(Stored items from a collection)
———

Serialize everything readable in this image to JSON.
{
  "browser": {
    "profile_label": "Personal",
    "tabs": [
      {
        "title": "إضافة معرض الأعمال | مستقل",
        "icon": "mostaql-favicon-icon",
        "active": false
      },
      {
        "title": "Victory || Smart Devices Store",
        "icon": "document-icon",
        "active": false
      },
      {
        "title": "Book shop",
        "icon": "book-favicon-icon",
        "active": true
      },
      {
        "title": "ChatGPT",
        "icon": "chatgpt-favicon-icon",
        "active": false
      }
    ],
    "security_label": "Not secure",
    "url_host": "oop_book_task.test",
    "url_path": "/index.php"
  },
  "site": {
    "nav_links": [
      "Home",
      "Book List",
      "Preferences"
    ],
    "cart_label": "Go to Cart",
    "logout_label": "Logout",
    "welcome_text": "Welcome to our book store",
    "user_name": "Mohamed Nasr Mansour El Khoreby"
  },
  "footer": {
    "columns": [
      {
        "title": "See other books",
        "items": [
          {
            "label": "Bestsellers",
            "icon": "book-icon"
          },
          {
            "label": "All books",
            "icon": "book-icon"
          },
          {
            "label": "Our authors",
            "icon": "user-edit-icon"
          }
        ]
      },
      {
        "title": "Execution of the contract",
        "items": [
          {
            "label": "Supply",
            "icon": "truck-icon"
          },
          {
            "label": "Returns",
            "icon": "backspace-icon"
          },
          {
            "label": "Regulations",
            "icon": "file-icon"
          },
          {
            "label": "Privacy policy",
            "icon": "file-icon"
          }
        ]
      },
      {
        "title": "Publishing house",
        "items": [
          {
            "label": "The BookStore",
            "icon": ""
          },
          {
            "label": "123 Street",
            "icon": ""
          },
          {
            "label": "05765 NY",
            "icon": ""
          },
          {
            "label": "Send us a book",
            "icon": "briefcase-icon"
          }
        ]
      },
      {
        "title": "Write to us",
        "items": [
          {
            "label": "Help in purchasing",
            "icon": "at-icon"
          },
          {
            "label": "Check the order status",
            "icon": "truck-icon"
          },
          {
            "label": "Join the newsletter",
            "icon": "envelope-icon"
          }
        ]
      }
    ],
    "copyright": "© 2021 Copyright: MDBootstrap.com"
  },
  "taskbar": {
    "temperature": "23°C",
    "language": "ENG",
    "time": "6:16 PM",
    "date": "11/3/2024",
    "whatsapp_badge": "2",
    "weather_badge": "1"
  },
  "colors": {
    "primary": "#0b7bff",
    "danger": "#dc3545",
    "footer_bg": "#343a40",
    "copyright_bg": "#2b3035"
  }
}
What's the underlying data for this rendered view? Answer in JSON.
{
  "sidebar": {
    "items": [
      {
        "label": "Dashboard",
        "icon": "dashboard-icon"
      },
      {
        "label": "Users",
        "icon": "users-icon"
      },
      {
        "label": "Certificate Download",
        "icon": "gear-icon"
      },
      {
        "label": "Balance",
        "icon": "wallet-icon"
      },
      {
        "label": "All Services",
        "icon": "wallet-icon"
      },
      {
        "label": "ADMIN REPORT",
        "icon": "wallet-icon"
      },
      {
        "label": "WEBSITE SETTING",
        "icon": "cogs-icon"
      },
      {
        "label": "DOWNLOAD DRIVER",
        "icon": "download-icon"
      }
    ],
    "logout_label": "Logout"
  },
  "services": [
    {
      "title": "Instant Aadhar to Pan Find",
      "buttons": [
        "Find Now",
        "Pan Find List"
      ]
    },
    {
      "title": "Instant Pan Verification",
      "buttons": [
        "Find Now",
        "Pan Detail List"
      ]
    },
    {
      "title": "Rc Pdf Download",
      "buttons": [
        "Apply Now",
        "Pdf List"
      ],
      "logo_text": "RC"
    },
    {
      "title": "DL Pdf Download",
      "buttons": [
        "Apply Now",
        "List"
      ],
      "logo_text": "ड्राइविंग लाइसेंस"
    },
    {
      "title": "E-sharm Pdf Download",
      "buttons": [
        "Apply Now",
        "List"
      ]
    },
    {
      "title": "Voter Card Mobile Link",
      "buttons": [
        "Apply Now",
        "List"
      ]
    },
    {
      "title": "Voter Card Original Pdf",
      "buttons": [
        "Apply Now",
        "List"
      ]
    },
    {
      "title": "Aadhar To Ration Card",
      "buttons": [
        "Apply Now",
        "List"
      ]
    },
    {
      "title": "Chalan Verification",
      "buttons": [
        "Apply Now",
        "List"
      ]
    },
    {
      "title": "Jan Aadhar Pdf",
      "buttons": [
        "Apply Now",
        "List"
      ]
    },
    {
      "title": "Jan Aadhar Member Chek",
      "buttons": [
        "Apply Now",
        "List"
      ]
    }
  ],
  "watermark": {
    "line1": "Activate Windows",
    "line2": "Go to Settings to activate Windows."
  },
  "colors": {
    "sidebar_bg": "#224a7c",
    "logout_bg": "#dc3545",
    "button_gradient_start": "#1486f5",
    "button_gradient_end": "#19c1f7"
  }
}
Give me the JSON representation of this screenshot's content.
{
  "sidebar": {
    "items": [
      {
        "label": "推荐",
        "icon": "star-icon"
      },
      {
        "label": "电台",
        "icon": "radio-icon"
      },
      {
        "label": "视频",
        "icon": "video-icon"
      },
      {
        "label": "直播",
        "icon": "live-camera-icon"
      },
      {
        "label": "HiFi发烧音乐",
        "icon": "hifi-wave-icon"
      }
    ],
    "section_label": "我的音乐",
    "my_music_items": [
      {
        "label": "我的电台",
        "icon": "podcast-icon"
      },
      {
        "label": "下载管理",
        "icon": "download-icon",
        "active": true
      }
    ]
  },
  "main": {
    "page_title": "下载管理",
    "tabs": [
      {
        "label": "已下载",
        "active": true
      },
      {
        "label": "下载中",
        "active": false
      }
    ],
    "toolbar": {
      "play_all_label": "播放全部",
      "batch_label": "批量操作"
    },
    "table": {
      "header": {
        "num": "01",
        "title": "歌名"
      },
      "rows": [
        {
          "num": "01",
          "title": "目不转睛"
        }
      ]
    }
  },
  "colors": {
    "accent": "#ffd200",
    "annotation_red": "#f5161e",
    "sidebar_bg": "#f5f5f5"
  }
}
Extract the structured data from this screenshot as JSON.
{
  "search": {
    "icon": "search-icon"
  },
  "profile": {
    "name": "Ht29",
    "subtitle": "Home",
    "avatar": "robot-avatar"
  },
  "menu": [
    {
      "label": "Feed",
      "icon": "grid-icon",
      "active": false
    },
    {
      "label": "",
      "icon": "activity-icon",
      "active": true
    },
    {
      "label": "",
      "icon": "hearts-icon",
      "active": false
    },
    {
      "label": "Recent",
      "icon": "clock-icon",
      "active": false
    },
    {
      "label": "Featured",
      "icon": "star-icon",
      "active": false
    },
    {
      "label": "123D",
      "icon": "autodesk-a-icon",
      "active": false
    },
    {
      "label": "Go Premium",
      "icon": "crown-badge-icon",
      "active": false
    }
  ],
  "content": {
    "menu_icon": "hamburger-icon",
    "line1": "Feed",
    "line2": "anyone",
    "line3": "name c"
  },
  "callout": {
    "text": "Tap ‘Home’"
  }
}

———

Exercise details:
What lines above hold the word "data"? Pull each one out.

Solution:
What's the underlying data for this rendered view? Answer in JSON.
Extract the structured data from this screenshot as JSON.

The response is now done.